Dataset items
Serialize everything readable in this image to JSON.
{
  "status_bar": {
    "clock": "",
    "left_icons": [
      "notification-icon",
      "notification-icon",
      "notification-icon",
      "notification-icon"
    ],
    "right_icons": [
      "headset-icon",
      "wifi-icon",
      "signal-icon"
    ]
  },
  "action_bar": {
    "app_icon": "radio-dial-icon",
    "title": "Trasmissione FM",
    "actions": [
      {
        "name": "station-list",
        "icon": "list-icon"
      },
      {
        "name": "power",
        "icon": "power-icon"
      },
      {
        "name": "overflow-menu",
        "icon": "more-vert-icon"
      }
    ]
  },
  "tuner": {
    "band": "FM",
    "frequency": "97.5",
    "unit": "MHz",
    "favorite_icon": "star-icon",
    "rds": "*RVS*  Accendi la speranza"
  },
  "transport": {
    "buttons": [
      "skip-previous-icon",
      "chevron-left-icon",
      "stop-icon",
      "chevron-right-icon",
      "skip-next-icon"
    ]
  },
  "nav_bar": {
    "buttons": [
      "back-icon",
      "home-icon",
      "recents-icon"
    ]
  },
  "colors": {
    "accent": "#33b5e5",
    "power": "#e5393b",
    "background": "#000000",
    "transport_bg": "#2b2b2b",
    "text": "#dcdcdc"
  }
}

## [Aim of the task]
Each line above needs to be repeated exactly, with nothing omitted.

## [Task answer]
Serialize everything readable in this image to JSON.
{
  "status_bar": {
    "clock": "",
    "left_icons": [
      "notification-icon",
      "notification-icon",
      "notification-icon",
      "notification-icon"
    ],
    "right_icons": [
      "headset-icon",
      "wifi-icon",
      "signal-icon"
    ]
  },
  "action_bar": {
    "app_icon": "radio-dial-icon",
    "title": "Trasmissione FM",
    "actions": [
      {
        "name": "station-list",
        "icon": "list-icon"
      },
      {
        "name": "power",
        "icon": "power-icon"
      },
      {
        "name": "overflow-menu",
        "icon": "more-vert-icon"
      }
    ]
  },
  "tuner": {
    "band": "FM",
    "frequency": "97.5",
    "unit": "MHz",
    "favorite_icon": "star-icon",
    "rds": "*RVS*  Accendi la speranza"
  },
  "transport": {
    "buttons": [
      "skip-previous-icon",
      "chevron-left-icon",
      "stop-icon",
      "chevron-right-icon",
      "skip-next-icon"
    ]
  },
  "nav_bar": {
    "buttons": [
      "back-icon",
      "home-icon",
      "recents-icon"
    ]
  },
  "colors": {
    "accent": "#33b5e5",
    "power": "#e5393b",
    "background": "#000000",
    "transport_bg": "#2b2b2b",
    "text": "#dcdcdc"
  }
}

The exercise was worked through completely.